What is the problem?
Obesity rates are higher among Indigenous, compared to non-Indigenous, Australians, and this problem begins in early childhood. If this trend of increasing obesity among Indigenous children continues, there will be a corresponding negative impact on health, and the gap in life expectancy will widen, not close.
Childhood is a critical life stage, and early intervention strategies can reap a lifetime of rewards. Childhood obesity prevention programs have predominantly targeted individual behaviours (such as physical inactivity and unhealthy diet) and have been unsuccessful to date. The approach needs to shift to addressing social and economic factors, rather than individual behaviours in isolation.
Why is it relevant to policy makers?
In February 2014, Prime Minister Tony Abbott acknowledged that progress against the Closing the Gap targets was disappointing and that a change of direction was needed.
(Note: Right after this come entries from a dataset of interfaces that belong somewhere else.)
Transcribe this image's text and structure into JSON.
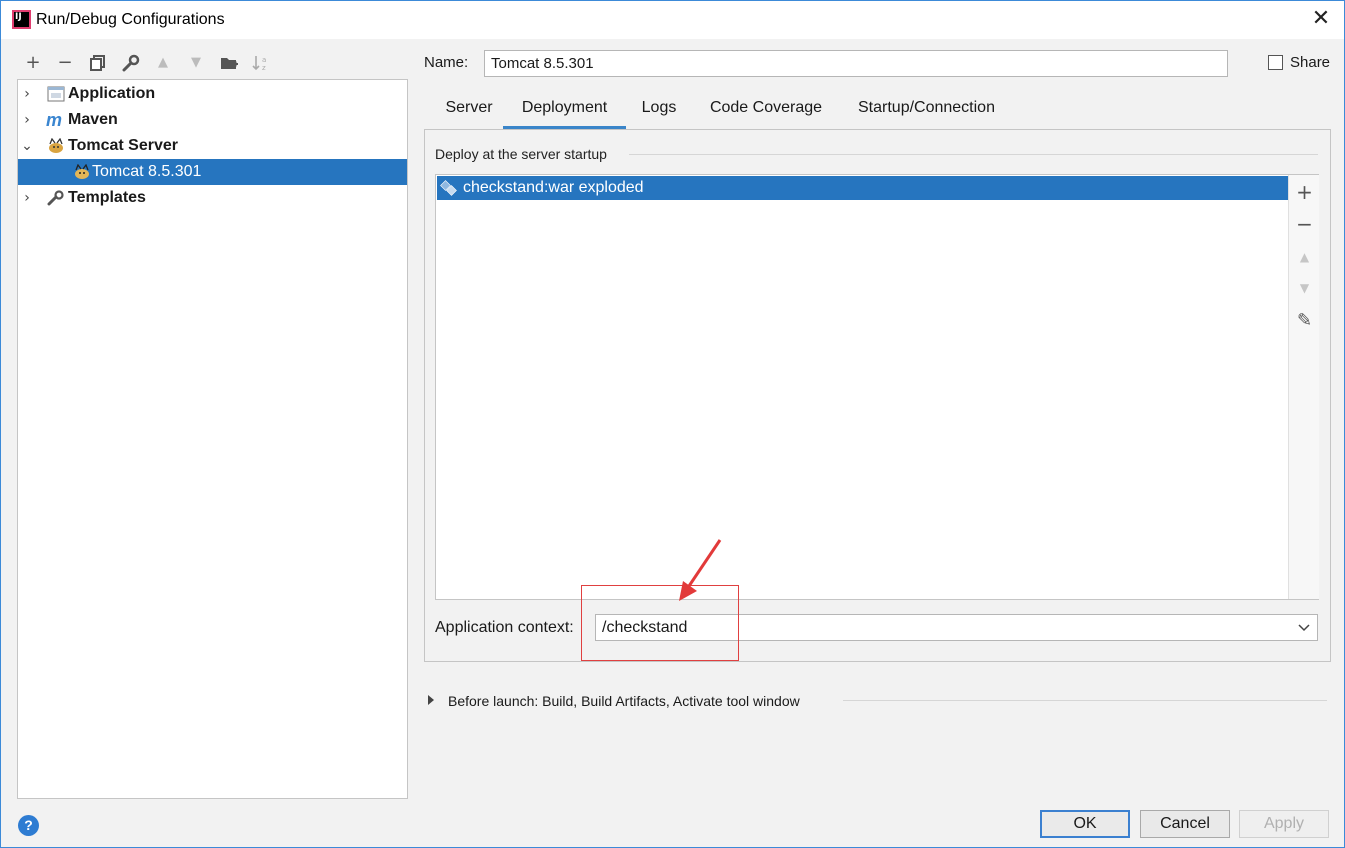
{
  "window": {
    "title": "Run/Debug Configurations",
    "close_glyph": "✕"
  },
  "toolbar": {
    "add": "+",
    "remove": "−",
    "copy": "⧉",
    "edit_defaults": "🔧",
    "move_up": "▲",
    "move_down": "▼",
    "new_folder": "▣",
    "sort": "↓"
  },
  "tree": {
    "items": [
      {
        "label": "Application",
        "icon": "application-icon",
        "expanded": false
      },
      {
        "label": "Maven",
        "icon": "maven-icon",
        "expanded": false
      },
      {
        "label": "Tomcat Server",
        "icon": "tomcat-icon",
        "expanded": true
      },
      {
        "label": "Tomcat 8.5.301",
        "icon": "tomcat-icon",
        "selected": true
      },
      {
        "label": "Templates",
        "icon": "wrench-icon",
        "expanded": false
      }
    ]
  },
  "name_field": {
    "label": "Name:",
    "value": "Tomcat 8.5.301"
  },
  "share": {
    "label": "Share",
    "checked": false
  },
  "tabs": [
    {
      "label": "Server",
      "active": false
    },
    {
      "label": "Deployment",
      "active": true
    },
    {
      "label": "Logs",
      "active": false
    },
    {
      "label": "Code Coverage",
      "active": false
    },
    {
      "label": "Startup/Connection",
      "active": false
    }
  ],
  "deployment": {
    "group_title": "Deploy at the server startup",
    "items": [
      {
        "label": "checkstand:war exploded",
        "icon": "artifact-icon",
        "selected": true
      }
    ],
    "side_buttons": {
      "add": "+",
      "remove": "−",
      "up": "▲",
      "down": "▼",
      "edit": "✎"
    }
  },
  "app_context": {
    "label": "Application context:",
    "value": "/checkstand"
  },
  "before_launch": {
    "label": "Before launch: Build, Build Artifacts, Activate tool window"
  },
  "footer": {
    "help": "?",
    "ok": "OK",
    "cancel": "Cancel",
    "apply": "Apply"
  },
  "colors": {
    "selection": "#2675bf",
    "annotation": "#e04040",
    "window_border": "#3c8ad8"
  }
}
This should encompass a shift in focus away from individual factors and onto social and economic factors.
As an example of relevance to state and territory policy makers, the ACT Chief Minister and Minister for Health Katy Gallagher has called for obesity prevention efforts to move beyond the health portfolio, towards a coordinated effort across all arms of government. This requires action on the food environment, schools, workplaces, urban planning and social inclusion. As part of her plan, Gallagher recently announced a ban on soft drinks in public schools in the ACT.
What does the evidence say?
To date, there has been a limited evidence base to guide the development of programs and policies for obesity prevention among Indigenous children. It has been recognised that social and economic factors are important, but empirical evidence is required to quantify the relative contribution of these factors and to work out which factors are the most important ones to target first.
Data from the Longitudinal Study of Indigenous Children (LSIC), a national study managed by the Australian Government Department of Social Services, show that individual choices are strongly influenced by the broader context. In 2011, Indigenous children experiencing disadvantage at both the individual and the neighbourhood level consumed significantly more soft drink than more advantaged Indigenous children in the survey. Maternal education, housing stability, urbanisation and neighbourhood disadvantage are important factors affecting Indigenous children’s soft drink consumption, and therefore risk of obesity.
What should policymakers do?
If programs are to change the health behaviours and health outcomes of Indigenous children successfully, they must address social and economic factors — the context in which individual choices are made. Factors influencing obesity are not confined to the health portfolio; policy development should occur across portfolios including housing, education, employment, social welfare and community development.
The broader benefits of such programs should be considered when weighing the cost. Research conducted at the National Centre for Social and Economic Modelling, University of Canberra, estimated that if Australia were to adopt the recommendations of the WHO Commission on Social Determinants of Health report "Closing the gap within a generation", half a million Australians could avoid suffering a chronic disease; 170,000 more Australians could enter the workforce (generating earnings of $8 billion); and $4 billion in redundant welfare support payments would be saved. The implications for the wellbeing of Indigenous Australians, and for health equity, have not been calculated, but are undoubtedly considerable.